(Stored entries)
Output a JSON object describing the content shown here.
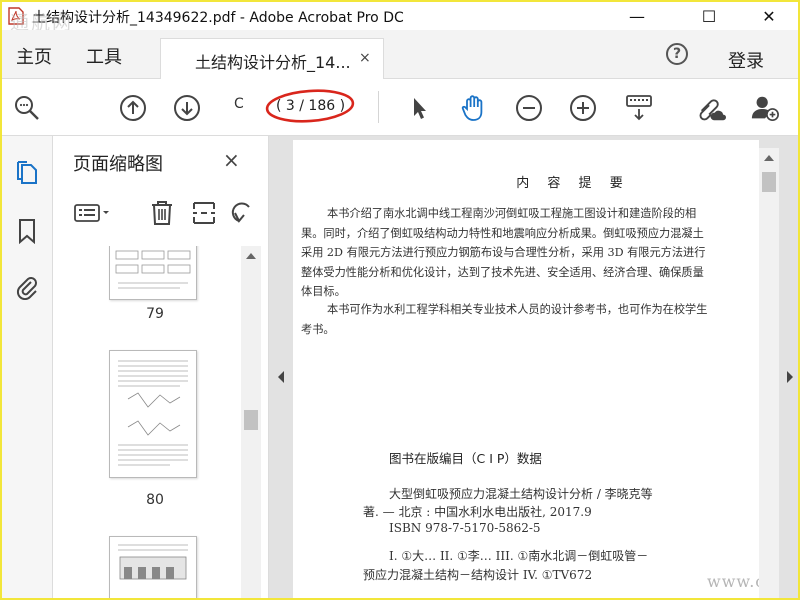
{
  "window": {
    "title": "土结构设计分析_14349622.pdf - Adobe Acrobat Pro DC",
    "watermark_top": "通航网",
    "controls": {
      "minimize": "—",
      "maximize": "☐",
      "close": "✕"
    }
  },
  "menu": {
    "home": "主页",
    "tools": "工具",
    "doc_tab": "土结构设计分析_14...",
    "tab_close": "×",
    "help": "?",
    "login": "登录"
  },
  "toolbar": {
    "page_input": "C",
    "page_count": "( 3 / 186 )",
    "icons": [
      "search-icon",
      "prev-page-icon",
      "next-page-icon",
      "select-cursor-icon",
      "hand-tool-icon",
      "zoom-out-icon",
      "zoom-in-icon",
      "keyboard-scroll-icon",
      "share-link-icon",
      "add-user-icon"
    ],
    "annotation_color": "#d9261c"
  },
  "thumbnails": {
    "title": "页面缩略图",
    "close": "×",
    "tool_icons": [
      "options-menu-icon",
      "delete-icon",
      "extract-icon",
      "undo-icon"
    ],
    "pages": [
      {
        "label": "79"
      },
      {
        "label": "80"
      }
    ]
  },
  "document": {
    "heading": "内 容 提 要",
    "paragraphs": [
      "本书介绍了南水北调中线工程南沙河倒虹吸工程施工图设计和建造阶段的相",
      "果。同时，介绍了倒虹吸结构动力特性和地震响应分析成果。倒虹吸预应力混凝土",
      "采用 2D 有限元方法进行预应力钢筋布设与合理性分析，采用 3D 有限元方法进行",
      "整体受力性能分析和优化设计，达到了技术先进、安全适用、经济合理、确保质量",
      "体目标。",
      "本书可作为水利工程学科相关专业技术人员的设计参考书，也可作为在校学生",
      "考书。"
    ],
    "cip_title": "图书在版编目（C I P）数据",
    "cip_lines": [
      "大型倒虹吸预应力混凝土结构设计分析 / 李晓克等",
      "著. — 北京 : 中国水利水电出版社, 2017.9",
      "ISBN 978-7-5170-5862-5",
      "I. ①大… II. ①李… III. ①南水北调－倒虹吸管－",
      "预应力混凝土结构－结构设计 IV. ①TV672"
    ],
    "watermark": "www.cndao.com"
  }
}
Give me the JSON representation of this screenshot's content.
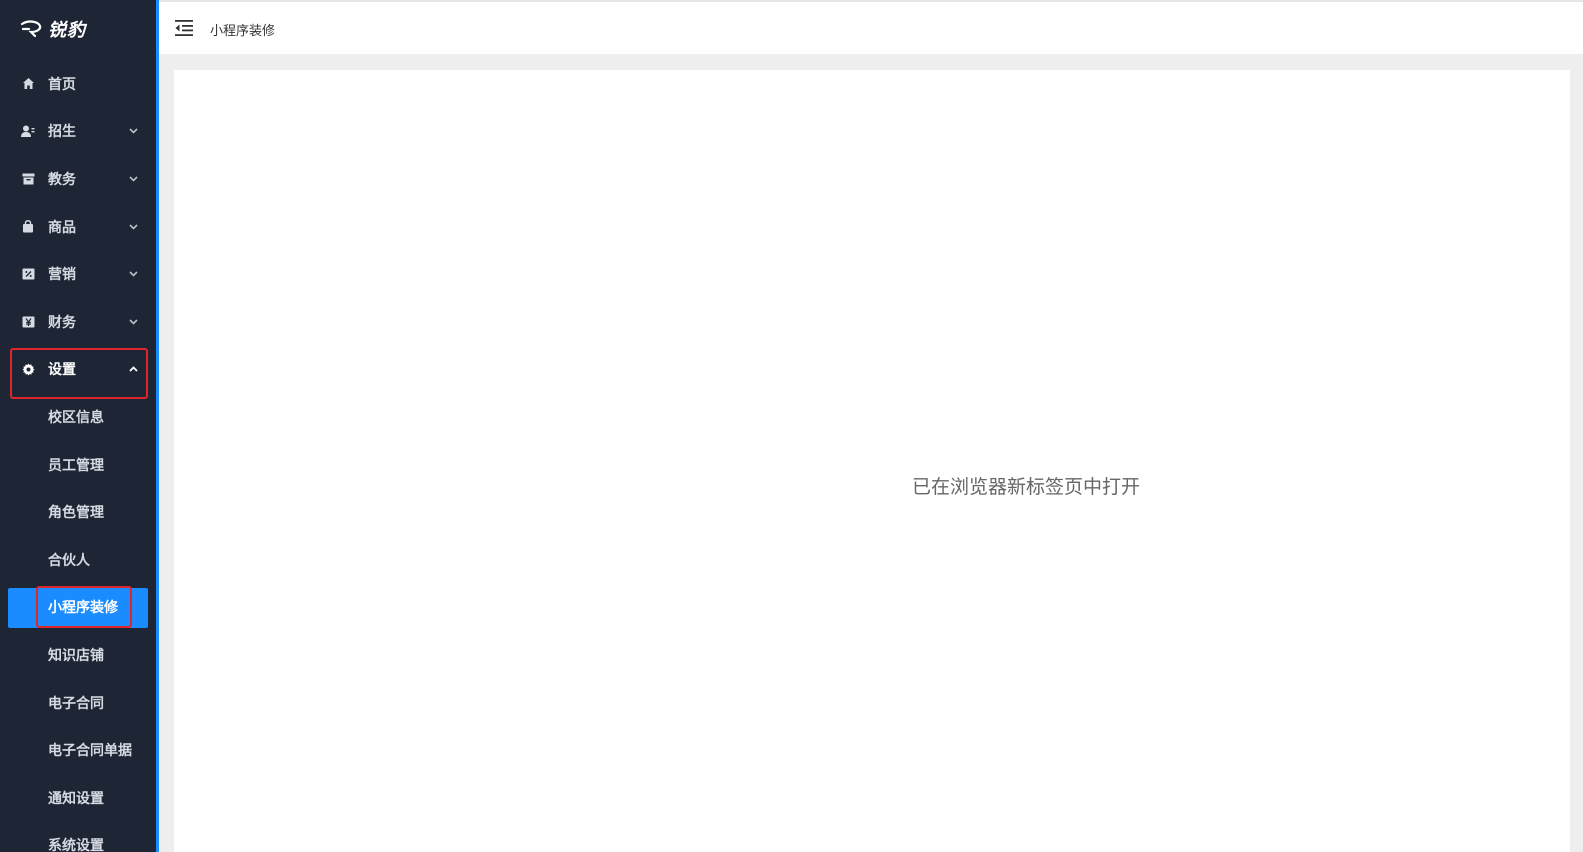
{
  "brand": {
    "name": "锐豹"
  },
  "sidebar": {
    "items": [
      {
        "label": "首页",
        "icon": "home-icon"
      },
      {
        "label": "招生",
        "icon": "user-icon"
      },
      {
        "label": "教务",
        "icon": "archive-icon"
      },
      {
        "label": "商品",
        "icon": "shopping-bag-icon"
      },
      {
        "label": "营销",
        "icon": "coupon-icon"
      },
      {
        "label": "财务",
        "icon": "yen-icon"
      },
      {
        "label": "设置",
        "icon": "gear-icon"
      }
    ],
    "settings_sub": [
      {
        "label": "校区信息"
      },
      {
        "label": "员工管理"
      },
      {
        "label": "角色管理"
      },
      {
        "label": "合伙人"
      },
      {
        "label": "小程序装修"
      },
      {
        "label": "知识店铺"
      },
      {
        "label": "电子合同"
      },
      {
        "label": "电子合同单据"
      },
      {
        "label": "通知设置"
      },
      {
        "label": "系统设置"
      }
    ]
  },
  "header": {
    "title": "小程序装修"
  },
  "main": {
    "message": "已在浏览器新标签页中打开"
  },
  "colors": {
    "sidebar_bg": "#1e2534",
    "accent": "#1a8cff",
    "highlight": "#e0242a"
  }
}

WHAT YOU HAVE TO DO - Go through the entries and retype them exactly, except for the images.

SOLUTION FOR THIS TASK -
Output a JSON object describing the content shown here.
{
  "window": {
    "title": "土结构设计分析_14349622.pdf - Adobe Acrobat Pro DC",
    "watermark_top": "通航网",
    "controls": {
      "minimize": "—",
      "maximize": "☐",
      "close": "✕"
    }
  },
  "menu": {
    "home": "主页",
    "tools": "工具",
    "doc_tab": "土结构设计分析_14...",
    "tab_close": "×",
    "help": "?",
    "login": "登录"
  },
  "toolbar": {
    "page_input": "C",
    "page_count": "( 3 / 186 )",
    "icons": [
      "search-icon",
      "prev-page-icon",
      "next-page-icon",
      "select-cursor-icon",
      "hand-tool-icon",
      "zoom-out-icon",
      "zoom-in-icon",
      "keyboard-scroll-icon",
      "share-link-icon",
      "add-user-icon"
    ],
    "annotation_color": "#d9261c"
  },
  "thumbnails": {
    "title": "页面缩略图",
    "close": "×",
    "tool_icons": [
      "options-menu-icon",
      "delete-icon",
      "extract-icon",
      "undo-icon"
    ],
    "pages": [
      {
        "label": "79"
      },
      {
        "label": "80"
      }
    ]
  },
  "document": {
    "heading": "内 容 提 要",
    "paragraphs": [
      "本书介绍了南水北调中线工程南沙河倒虹吸工程施工图设计和建造阶段的相",
      "果。同时，介绍了倒虹吸结构动力特性和地震响应分析成果。倒虹吸预应力混凝土",
      "采用 2D 有限元方法进行预应力钢筋布设与合理性分析，采用 3D 有限元方法进行",
      "整体受力性能分析和优化设计，达到了技术先进、安全适用、经济合理、确保质量",
      "体目标。",
      "本书可作为水利工程学科相关专业技术人员的设计参考书，也可作为在校学生",
      "考书。"
    ],
    "cip_title": "图书在版编目（C I P）数据",
    "cip_lines": [
      "大型倒虹吸预应力混凝土结构设计分析 / 李晓克等",
      "著. — 北京 : 中国水利水电出版社, 2017.9",
      "ISBN 978-7-5170-5862-5",
      "I. ①大… II. ①李… III. ①南水北调－倒虹吸管－",
      "预应力混凝土结构－结构设计 IV. ①TV672"
    ],
    "watermark": "www.cndao.com"
  }
}
Give me the JSON representation of this screenshot's content.
{
  "brand": {
    "name": "锐豹"
  },
  "sidebar": {
    "items": [
      {
        "label": "首页",
        "icon": "home-icon"
      },
      {
        "label": "招生",
        "icon": "user-icon"
      },
      {
        "label": "教务",
        "icon": "archive-icon"
      },
      {
        "label": "商品",
        "icon": "shopping-bag-icon"
      },
      {
        "label": "营销",
        "icon": "coupon-icon"
      },
      {
        "label": "财务",
        "icon": "yen-icon"
      },
      {
        "label": "设置",
        "icon": "gear-icon"
      }
    ],
    "settings_sub": [
      {
        "label": "校区信息"
      },
      {
        "label": "员工管理"
      },
      {
        "label": "角色管理"
      },
      {
        "label": "合伙人"
      },
      {
        "label": "小程序装修"
      },
      {
        "label": "知识店铺"
      },
      {
        "label": "电子合同"
      },
      {
        "label": "电子合同单据"
      },
      {
        "label": "通知设置"
      },
      {
        "label": "系统设置"
      }
    ]
  },
  "header": {
    "title": "小程序装修"
  },
  "main": {
    "message": "已在浏览器新标签页中打开"
  },
  "colors": {
    "sidebar_bg": "#1e2534",
    "accent": "#1a8cff",
    "highlight": "#e0242a"
  }
}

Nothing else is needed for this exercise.